Ex-Wife, Son of Attorney General Candidate Found Shot Dead
Nov. 04, 1986
MIAMI (AP) _ The former wife and son of the Democratic candidate for state attorney general were found shot to death on a downtown street Monday, and police said they were looking into the possibility the two died in a murder-suicide.
Police would not release the identities of the victims, but campaign spokesmen for Bob Butterworth confirmed it was his ex-wife, Sandra, and 16- year-old son, Robert Jr..
Robert, who was shirtless, was found shot several times in the chest. Sandra Butterworth, shot once in the head, was found a few feet away, sprawled on the sidewalk next to a public telephone booth, police said.
''We're investigating a shooting. It could be a murder-suicide. That's what we're looking into,'' said police Sgt. Jerry Kaline.
Police are investigating whether a hysterical woman who called about an hour before the bodies were found was Mrs. Butterworth, said police spokeswoman Cori Zywotow. A tape of the call will be examined, she said.
''It could mean that she killed her son and then herself, anything is possible,'' Ms. Zywotow said.

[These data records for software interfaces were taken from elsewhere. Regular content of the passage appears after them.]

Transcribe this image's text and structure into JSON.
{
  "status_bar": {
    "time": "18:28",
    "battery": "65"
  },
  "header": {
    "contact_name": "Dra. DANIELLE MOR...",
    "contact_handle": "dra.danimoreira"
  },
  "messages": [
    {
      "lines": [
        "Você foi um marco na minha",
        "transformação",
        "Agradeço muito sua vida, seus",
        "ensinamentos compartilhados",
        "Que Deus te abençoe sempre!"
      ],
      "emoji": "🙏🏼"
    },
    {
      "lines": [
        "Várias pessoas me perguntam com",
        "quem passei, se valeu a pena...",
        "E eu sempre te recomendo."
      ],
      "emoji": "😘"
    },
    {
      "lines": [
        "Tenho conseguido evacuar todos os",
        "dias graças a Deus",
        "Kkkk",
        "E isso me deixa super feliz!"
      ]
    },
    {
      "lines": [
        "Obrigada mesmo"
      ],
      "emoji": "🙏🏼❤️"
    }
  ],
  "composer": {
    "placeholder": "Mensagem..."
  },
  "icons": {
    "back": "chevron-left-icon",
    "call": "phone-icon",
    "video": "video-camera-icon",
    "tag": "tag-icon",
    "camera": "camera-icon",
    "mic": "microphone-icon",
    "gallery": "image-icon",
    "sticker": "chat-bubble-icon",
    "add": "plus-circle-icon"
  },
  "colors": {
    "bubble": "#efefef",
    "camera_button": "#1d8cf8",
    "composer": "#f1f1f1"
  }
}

A .38-caliber revolver was found next to the body of the woman, who suffered a gash to her forehead, she said. The young man was shot three times in the chest and once in the neck.
Butterworth could not be reached for comment.
''Bob and his family are together as families should be right now and they're shocked,'' said Butterworth's campaign spokesman, Ron Villela.
''We really don't have any details,'' said Pat Rathburn, an associate of Butterworth's who was contacted at his campaign headquaters in Hollywood.
''It is a tremendous tragedy for all of us,'' she added. ''Bob and other members of his family have gone into seclusion and are sure the people of Florida will understand.''
Butterworth, 43, is running on the Democratic ticket against Republican Jim Watt. He served as a county judge from 1974-78 and briefly as a circuit judge in 1978.
He was appointed in December 1978 to complete the term of Broward Sheriff Ed Stack, who was running for Congress. Butterworth was elected to one four- year term as sheriff in 1980, but stepped down in 1982 when Gov. Bob Graham asked him to become director of the state Department of Highway Safety and Motor Vehicles.
He returned to Hollywood to practice law in 1983, but Graham called on him again in 1984 to take over when Sunrise Mayor John Lomelo was indicted on bribery charges. When Lomelo was convicted, Butterworth declined to run for the job and returned to his law practice.
Butterworth finished second in the first Democratic primary, but forced state Sen. Edgar Dunn into a runoff. He won by 1,938 votes in the Sept. 30 runoff.